Selecting plants for their aesthetic properties is vital, but pay careful attention to their level of drought tolerance and susceptibility to certain diseases or pests. Some plants are more vulnerable than others, and you want to select hardy specimens that won’t require additional care or treatments to grow their best.
Consider Your Soil
If your soil isn’t great, don’t worry! You can always amend your soil by adding compost, sand, and other substances until it’s just right for your garden. You can’t completely change the soil into something alien to your area, but you can spruce it up a bit so that your plants will grow better.
Some xeric plants need fertilizer even if you have good soil, but not all plants require additional nutrients. Once you find out what you need to add to your soil to make it ideal for planting, it’s possible to add amendments twice a year to keep up the overall available nutrients.
Improving your soil can vastly help with water retention and improve the overall texture while keeping the alkalinity at a level that your plants prefer.
Gravel mulch is very popular with xeric gardening, but it’s not the only choice.
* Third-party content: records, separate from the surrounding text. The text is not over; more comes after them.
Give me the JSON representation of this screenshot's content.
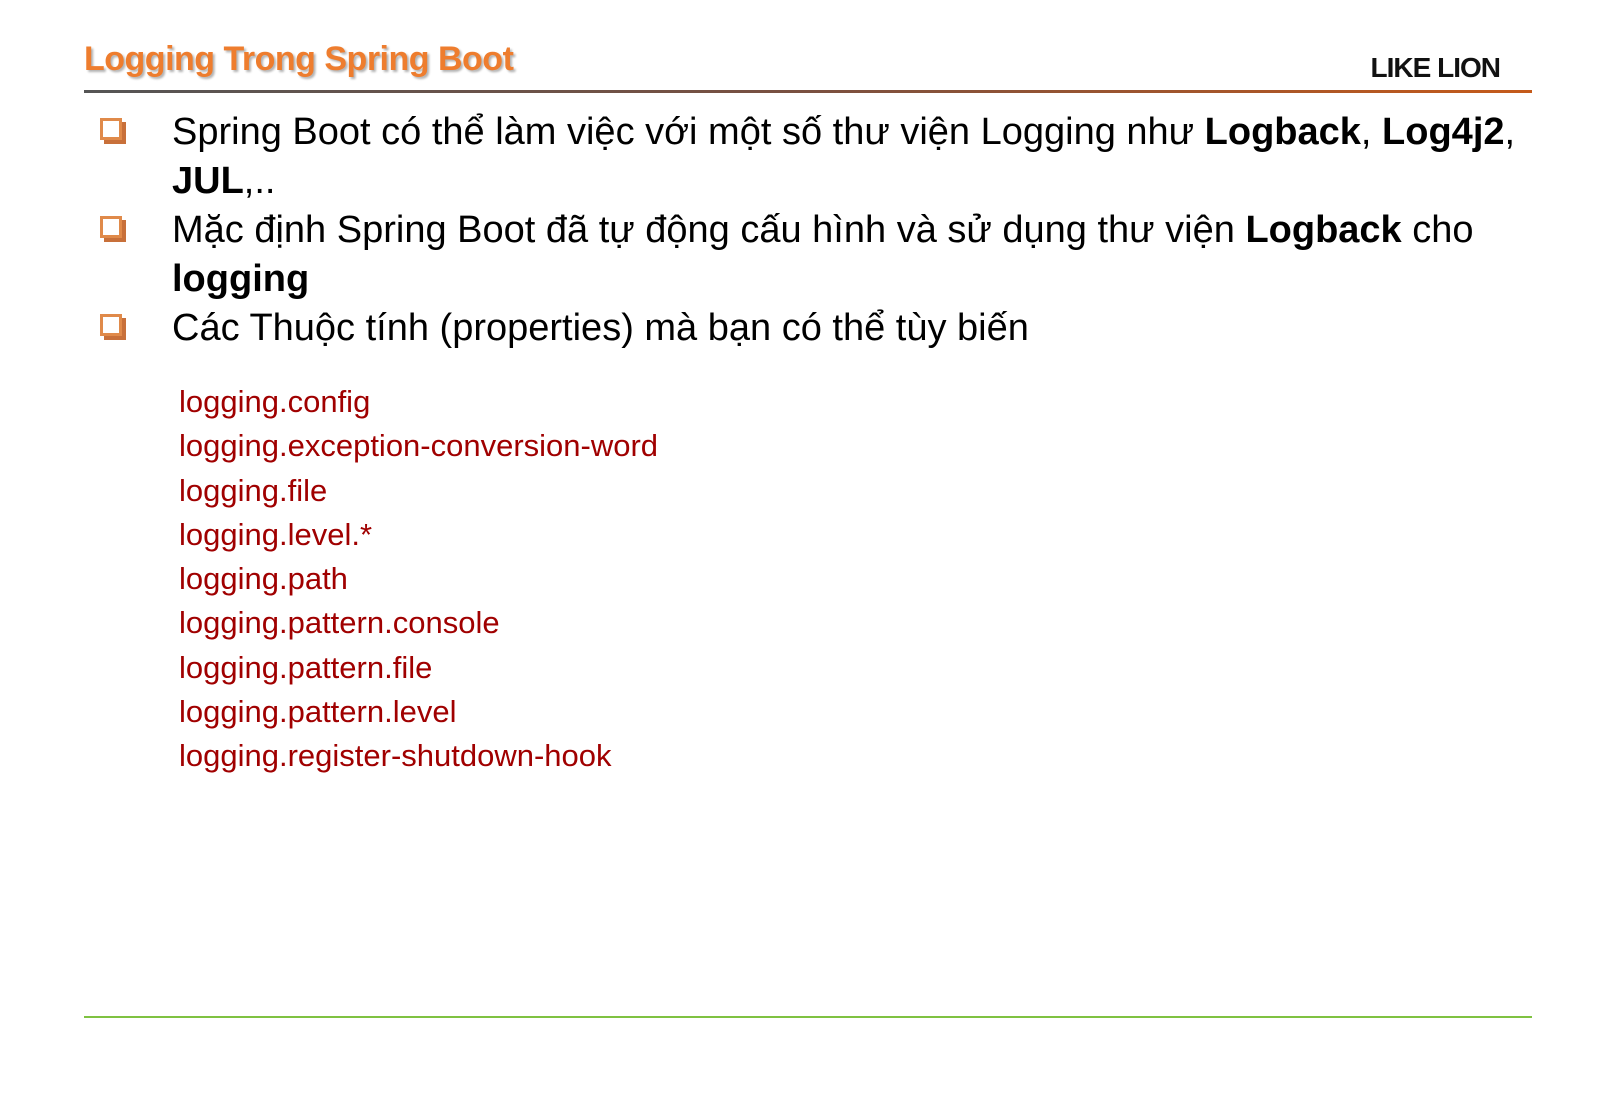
{
  "header": {
    "title": "Logging Trong Spring Boot",
    "logo": "LIKE LION"
  },
  "colors": {
    "title": "#ee7d2e",
    "bullet_box": "#e08a4a",
    "property_text": "#a00000",
    "footer_line": "#7fc241"
  },
  "bullets": [
    {
      "segments": [
        {
          "text": "Spring Boot  có thể làm việc với một số thư viện Logging như ",
          "bold": false
        },
        {
          "text": "Logback",
          "bold": true
        },
        {
          "text": ", ",
          "bold": false
        },
        {
          "text": "Log4j2",
          "bold": true
        },
        {
          "text": ", ",
          "bold": false
        },
        {
          "text": "JUL",
          "bold": true
        },
        {
          "text": ",..",
          "bold": false
        }
      ]
    },
    {
      "segments": [
        {
          "text": "Mặc định Spring Boot đã tự động cấu hình và sử dụng thư viện ",
          "bold": false
        },
        {
          "text": "Logback",
          "bold": true
        },
        {
          "text": " cho ",
          "bold": false
        },
        {
          "text": "logging",
          "bold": true
        }
      ]
    },
    {
      "segments": [
        {
          "text": "Các Thuộc tính (properties) mà bạn có thể tùy biến",
          "bold": false
        }
      ]
    }
  ],
  "properties": [
    "logging.config",
    "logging.exception-conversion-word",
    "logging.file",
    "logging.level.*",
    "logging.path",
    "logging.pattern.console",
    "logging.pattern.file",
    "logging.pattern.level",
    "logging.register-shutdown-hook"
  ]
}
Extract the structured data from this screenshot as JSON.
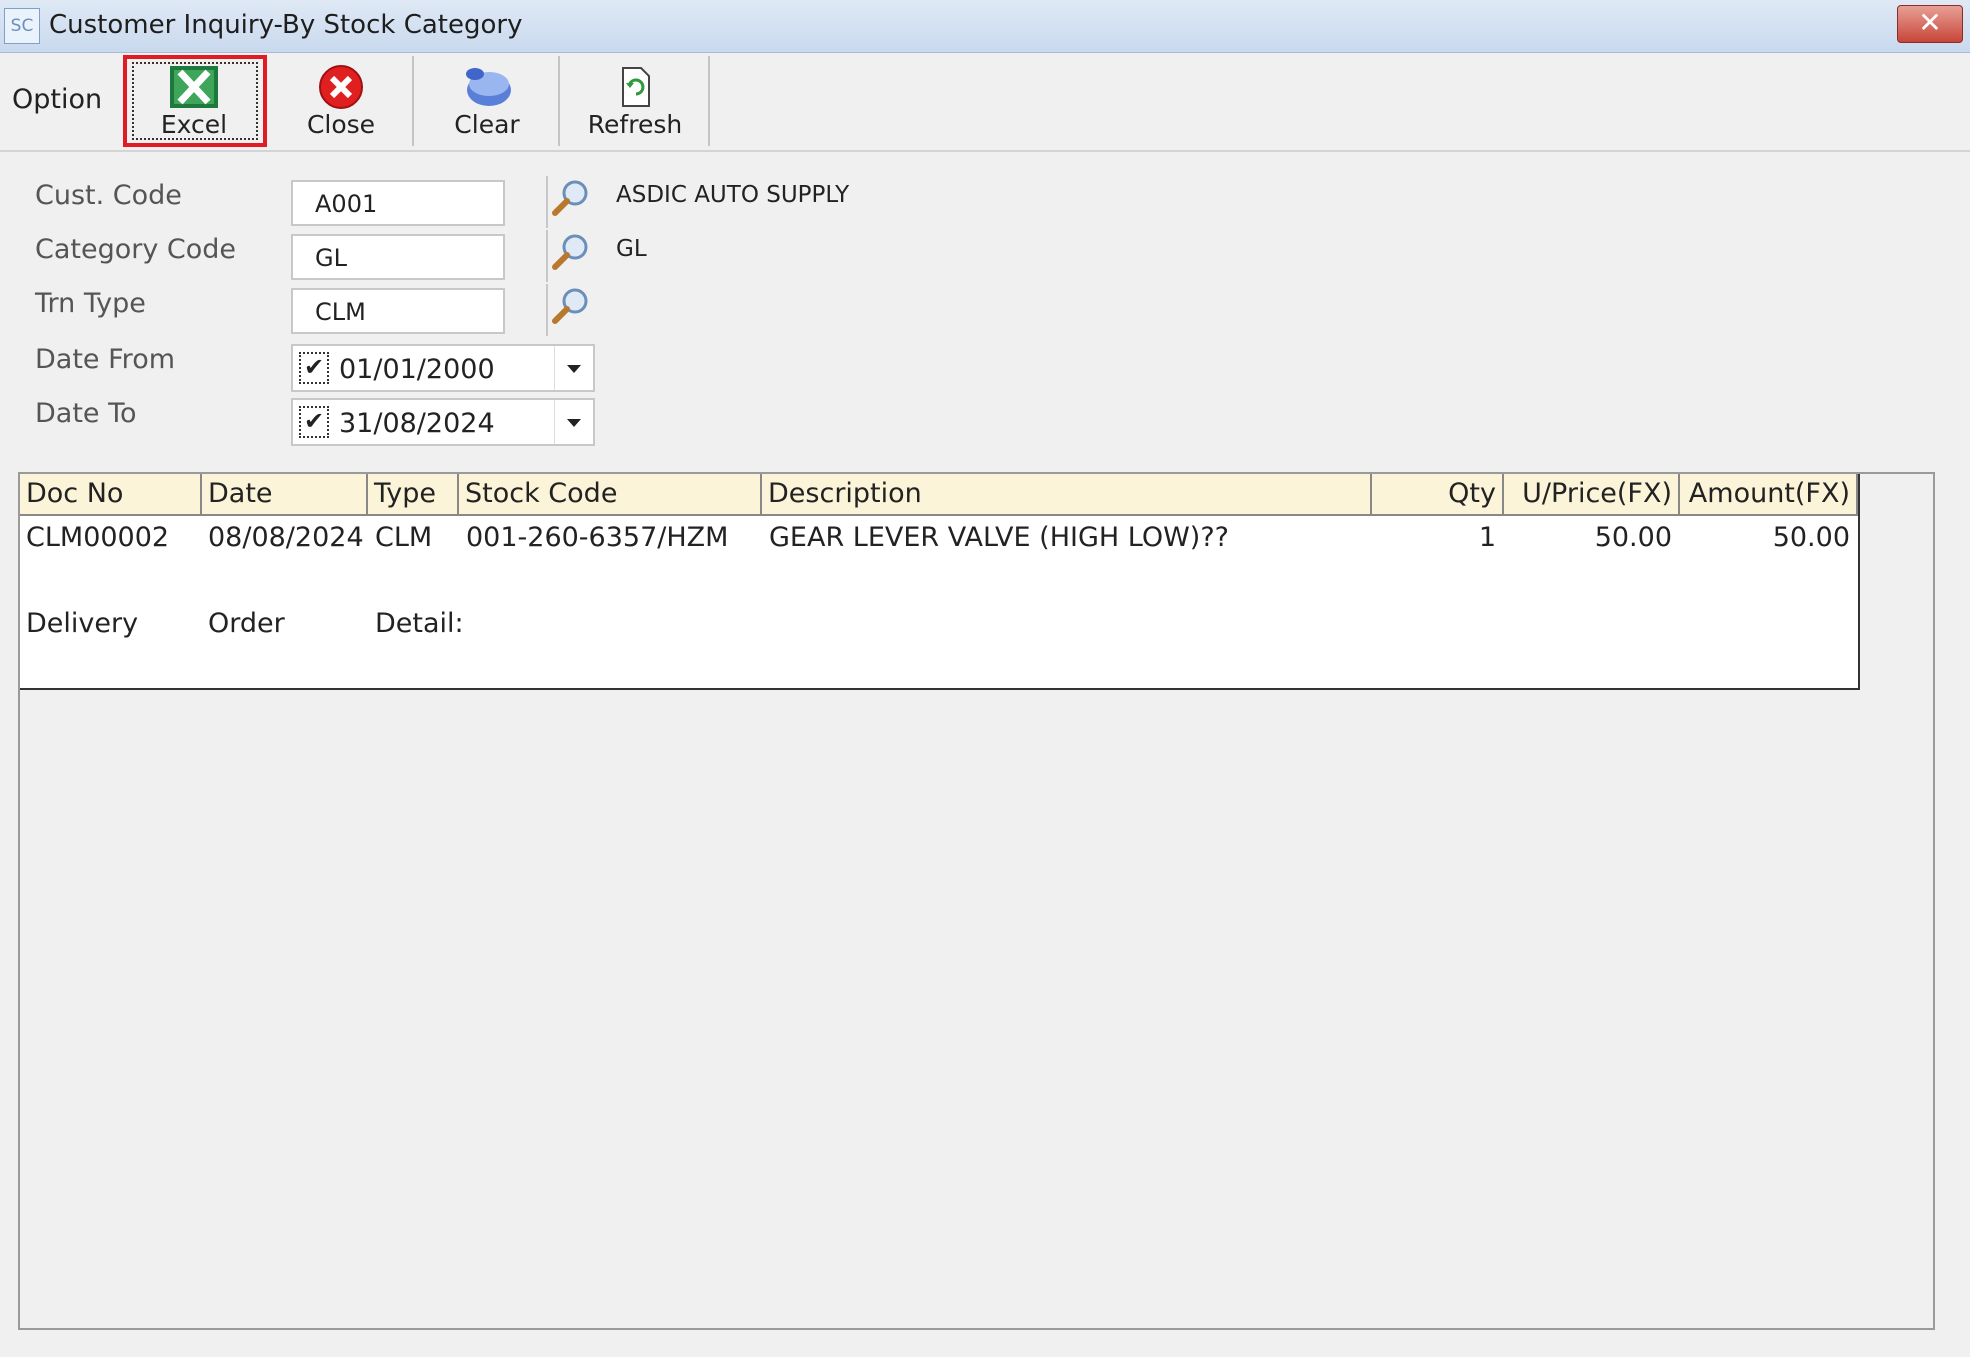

Regardless of what you use, a thick layer of mulch holds valuable moisture and keeps the roots of your plants cool no matter how high temperatures get.
Wood mulch isn’t the best choice for all types of plants, and some types of mulch, such as pine, can increase soil acidity. Mulch comes in various colors and textures, making it a great option if you want to match it with any other design elements.
Stone or gravel doesn’t need replacing, but they’re best in somewhat shady areas or gardens where the heat they soak up won’t damage your plants. In some applications, hot stones used as mulch may cause valuable moisture to evaporate.
Since part of the design of your xeriscaping involves understanding how water works in your space, it’s easy to determine where the water you add needs to go. For example, you may not water each plant individually, but adding water at one location and allowing it to flow through the space is another option.
Watering from below is another way of getting water to the roots of your plants without waste through evaporation. Some plants have deeper roots, and watering them deeper helps them get the moisture they need with less water wasted.
Traditional xeriscaping typically involves plants that are slow-growing and don’t require much trimming. You’ll simply clear out any dead plant matter when needed, prune or trim only when needed, and water them just enough to keep them alive.
For more lush xeriscaping, you might need to water and fertilize more often than once or twice a year. Very few xeric plants need fertilizer each time they get watered. Adding fertilizer once each month or two times each growing season is more common.
You’ve probably seen xeriscaped gardens in your area, but you may not be familiar with how they work. Here are answers to some frequently asked questions about xeriscaping, so you know what to expect.
The cost of installing a xeriscaped garden can vary immensely based on several factors, such as the amount of space, how many plants you want to have, and how much preparation your site requires.
No garden is genuinely maintenance-free, but there are xeriscaping options that get reasonably close. Consider hardy, drought-tolerant native plants that grow slowly and don’t change much over the seasons and gravel or stone mulch.
Rocks are not the only mulch option for your xeric plants, but they often get used in dry and arid locations where wood mulch wouldn’t perform as well. Rocks don’t need replenishing each year but still hold moisture in the soil, which makes them an ideal option for some types of xeriscaping in every hardiness zone.
Xeriscape landscaping is an excellent option for individuals that want a beautiful garden and minimal maintenance and water consumption. In areas where water is scarce, this type of landscaping can help you arrange your plants so they thrive with very little water and other resources wasted in the process.